Alternatively, if this donor makes a gift of $65,000 of appreciated securities to a public charity, the donor would be entitled to a 30% deduction against their AGI, or $60,000.
For the 2021 tax year, the CARES Act provided taxpayers who didn't itemize deductions the ability to take an additional $300 ($600 for a married couple filing jointly) federal income tax deduction for charitable contributions, which reduced both adjusted gross income and taxable income. This provision expired on Dec. 31, 2021, and unless Congress acts before year-end to extend the provision, it will not apply to the 2022 tax year.
8. Make Gifts to Family Members Before the Year's End.
For 2022, the IRS allows taxpayers to make gifts of up to $16,000 to any person without being subject to federal gift tax. For married couples, this annual exclusion from gift tax grows to $32,000 ($16,000 per spouse). If you plan to make gifts to family members, you will need to complete the gift before Dec. 31, 2022, in order to take advantage of the annual gift tax exclusion. If you do not use it, you lose it.
9. Meet With Your Tax Advisor to Discuss Specific Tax Strategies.
Congress did not pass new tax legislation in 2022 to dramatically change tax rules, but that does not mean you should avoid developing an income tax plan for the end of 2022 and beyond.
The provisions of the Tax Cuts and Jobs Act of 2017 are scheduled to sunset on Dec. 31, 2025, unless Congress passes new legislation that is signed into law by the president to extend it.
If the 2017 Act provisions expire, the following will occur:

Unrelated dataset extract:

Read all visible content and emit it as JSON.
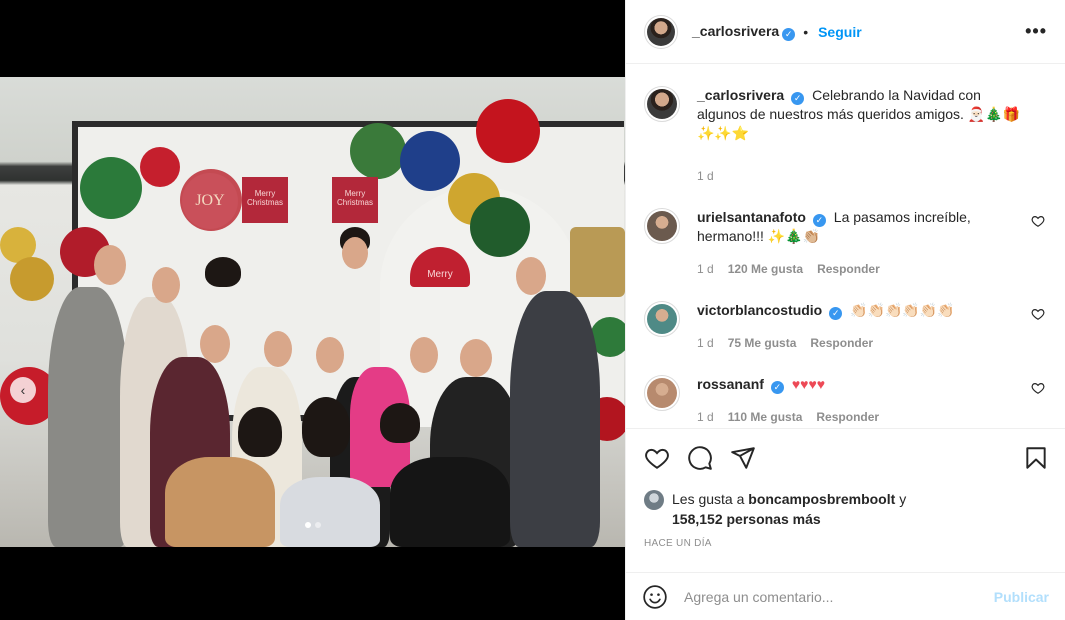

Estate, gift and generation-skipping transfer (GST) exemptions would return to the prior exemption levels, indexed for inflation. This would be calculated as $5.49 million (the 2017 exemption amount), indexed for inflation, which is estimated to be around $6.1 million, approximately half of the 2022 exemption amount of $12.06 million.
Section 199A would no longer be available. This deduction allows non-corporate taxpayers to deduct up to 20% of their qualified business income (QBI), plus up to 20% of qualified real estate investment trust (REIT) dividends, and qualified publicly traded partnership (PTP) income.
The top income tax rate would increase from 37% to 39.6%.
You should consider these factors, along with your unique financial situation, when determining ongoing tax-savings strategies that might work for you. Consider meeting with your tax advisor now to help you understand how to best accomplish your specific goals for this year's tax season and beyond.
This article is for general information and education only. It is provided as a courtesy to the clients and friends of City National Bank (City National). City National does not warrant that it is accurate or complete. Opinions expressed and estimates or projections given are those of the authors or persons quoted as of the date of the article with no obligation to update or notify of inaccuracy or change. This article may not be reproduced, distributed or further published by any person without the written consent of City National. Please cite source when quoting.
City National, its managed affiliates and subsidiaries, as a matter of policy, do not give tax, accounting, regulatory, or legal advice, and any information provided should not be construed as such. Rules in the areas of law, tax, and accounting are subject to change and open to varying interpretations. Any strategies discussed in this document were not intended to be used, and cannot be used for the purpose of avoiding any tax penalties that may be imposed. You should consult with your other advisors on the tax, accounting and legal implications of actions you may take based on any strategies or information presented taking into account your own particular circumstances. Trust services are offered through City National Bank.